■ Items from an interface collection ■
****
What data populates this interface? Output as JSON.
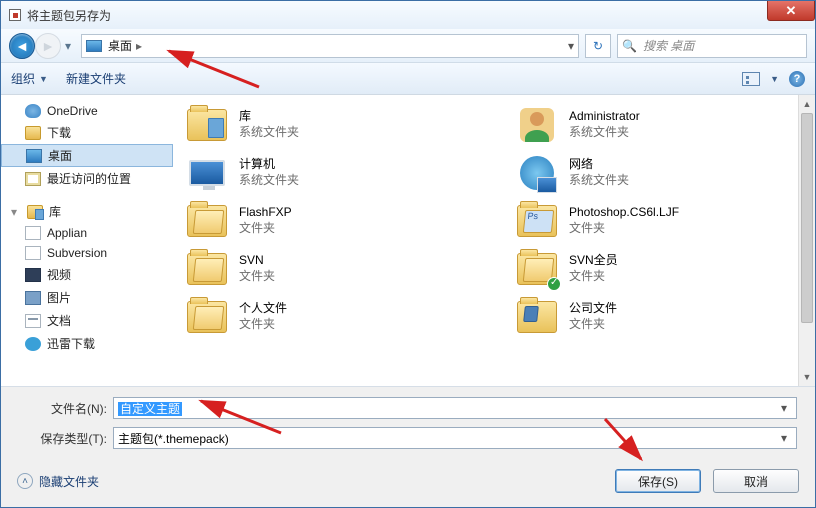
{
  "titlebar": {
    "title": "将主题包另存为"
  },
  "nav": {
    "location_label": "桌面",
    "crumb_sep": "▸",
    "search_placeholder": "搜索 桌面"
  },
  "toolbar": {
    "organize": "组织",
    "newfolder": "新建文件夹"
  },
  "tree": {
    "fav_head": "",
    "fav": [
      {
        "icon": "cloud",
        "label": "OneDrive"
      },
      {
        "icon": "dl",
        "label": "下载"
      },
      {
        "icon": "desk",
        "label": "桌面",
        "selected": true
      },
      {
        "icon": "rec",
        "label": "最近访问的位置"
      }
    ],
    "lib_head": "库",
    "lib": [
      {
        "icon": "app",
        "label": "Applian"
      },
      {
        "icon": "app",
        "label": "Subversion"
      },
      {
        "icon": "vid",
        "label": "视频"
      },
      {
        "icon": "pic",
        "label": "图片"
      },
      {
        "icon": "doc",
        "label": "文档"
      },
      {
        "icon": "thu",
        "label": "迅雷下载"
      }
    ]
  },
  "items": [
    {
      "kind": "lib",
      "title": "库",
      "sub": "系统文件夹"
    },
    {
      "kind": "avatar",
      "title": "Administrator",
      "sub": "系统文件夹"
    },
    {
      "kind": "monitor",
      "title": "计算机",
      "sub": "系统文件夹"
    },
    {
      "kind": "globe",
      "title": "网络",
      "sub": "系统文件夹"
    },
    {
      "kind": "folder",
      "title": "FlashFXP",
      "sub": "文件夹"
    },
    {
      "kind": "ps",
      "title": "Photoshop.CS6l.LJF",
      "sub": "文件夹"
    },
    {
      "kind": "folder",
      "title": "SVN",
      "sub": "文件夹"
    },
    {
      "kind": "ok",
      "title": "SVN全员",
      "sub": "文件夹"
    },
    {
      "kind": "folder",
      "title": "个人文件",
      "sub": "文件夹"
    },
    {
      "kind": "word",
      "title": "公司文件",
      "sub": "文件夹"
    }
  ],
  "fields": {
    "filename_label": "文件名(N):",
    "filename_value": "自定义主题",
    "type_label": "保存类型(T):",
    "type_value": "主题包(*.themepack)"
  },
  "footer": {
    "hide": "隐藏文件夹",
    "save": "保存(S)",
    "cancel": "取消"
  }
}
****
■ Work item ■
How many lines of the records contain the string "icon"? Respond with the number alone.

■ Response area ■
10